Copper’s main focus was on the journey of its clients and so the design approach draws in part upon historic icons of banking architecture through a contemporary lens, to create a familiar space that feels safe, whilst also pushing the boundaries on expectations. These include the use of codified materials such as marble and walnut that provide a sense of assurance and are contrasted by kinetic screens, dynamic light boxes and stainless steel creating an uncanny and cinematic environment.
Located on a bustling street in Soho, the lobby of Copper’s HQ features jesmonite wall panels, linking back to more traditional bank entrances. Contrastingly, a gold desk, alcove and gridded light ceiling give a cinematic feel to the first space to greet guests, and allude to some of the more unexpected design elements further up the building. This idea of bringing together two distinctive finishes that are different recurs throughout the building, to echo the safe and trusted nature of finance with a new digital future.
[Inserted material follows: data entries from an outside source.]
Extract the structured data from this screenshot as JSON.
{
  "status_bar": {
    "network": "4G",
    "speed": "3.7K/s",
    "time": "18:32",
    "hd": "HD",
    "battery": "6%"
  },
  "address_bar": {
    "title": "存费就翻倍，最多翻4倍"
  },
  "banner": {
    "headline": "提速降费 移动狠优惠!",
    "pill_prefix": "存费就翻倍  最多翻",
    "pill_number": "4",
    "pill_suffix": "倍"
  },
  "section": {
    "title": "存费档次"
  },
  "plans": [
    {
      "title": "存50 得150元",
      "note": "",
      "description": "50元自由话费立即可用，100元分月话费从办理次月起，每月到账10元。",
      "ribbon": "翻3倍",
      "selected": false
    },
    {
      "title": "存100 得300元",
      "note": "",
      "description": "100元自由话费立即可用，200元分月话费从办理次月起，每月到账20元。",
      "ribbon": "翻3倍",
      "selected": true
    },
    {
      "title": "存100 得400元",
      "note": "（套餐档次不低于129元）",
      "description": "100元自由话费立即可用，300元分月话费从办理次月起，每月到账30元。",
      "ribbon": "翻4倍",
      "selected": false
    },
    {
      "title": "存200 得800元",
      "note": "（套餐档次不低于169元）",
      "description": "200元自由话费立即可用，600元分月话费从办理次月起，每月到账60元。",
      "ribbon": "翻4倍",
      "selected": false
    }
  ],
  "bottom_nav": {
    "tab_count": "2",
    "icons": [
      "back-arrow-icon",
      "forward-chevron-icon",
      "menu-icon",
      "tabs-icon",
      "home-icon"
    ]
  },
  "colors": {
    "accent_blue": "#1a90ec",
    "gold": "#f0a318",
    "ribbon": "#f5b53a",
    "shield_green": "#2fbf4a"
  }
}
Between the ground and fifth floor are a series of hero spaces to create a network of connections for staff and a narrative for clients as they move through the building. This includes a digital safe and server room, executive studio and wellness suite. The team has also introduced recurring motifs including a dramatic gridded light ceiling that is seen on arrival, which repeats in meeting spaces throughout the building. Inspired by cinema and film, the grid is also used as a signifier for spaces that clients are invited into and a sense of order.
The main workspaces for the Copper team are light, with a focus on natural materials and a connection to the street level around the perimeter, playing to the strengths of the original facade design which focussed on transparency. A central ‘Copper Core’ runs through the entire building, punctuating each floor, for the staff work floors this contains key amenity spaces such as meeting rooms and quiet rooms.
Set away from the transparency of the exterior facade, the ‘Copper Core’ meeting rooms are less light-filled than the main work areas. To create a space that felt inviting, we chose to panel the walls with walnut, using the tactility of this natural material to add a feeling of safety and familiarity. Micro-perforations were engineered into the panels to optimise acoustics and maximise privacy.
Choosing Soho was a purposeful move by Copper to bring the world of finance to a new destination in London. To highlight its arrival, we designed a curtain that can be found on each floor and runs the full perimeter of the facade. Much like old theatres or cinemas, the curtains are ‘drawn’ in the morning and close in the evening. Operated digitally, each floors’ curtain closes in unison and the studio collaborated with lighting specialists Speirs Major to animate the curtain after dark.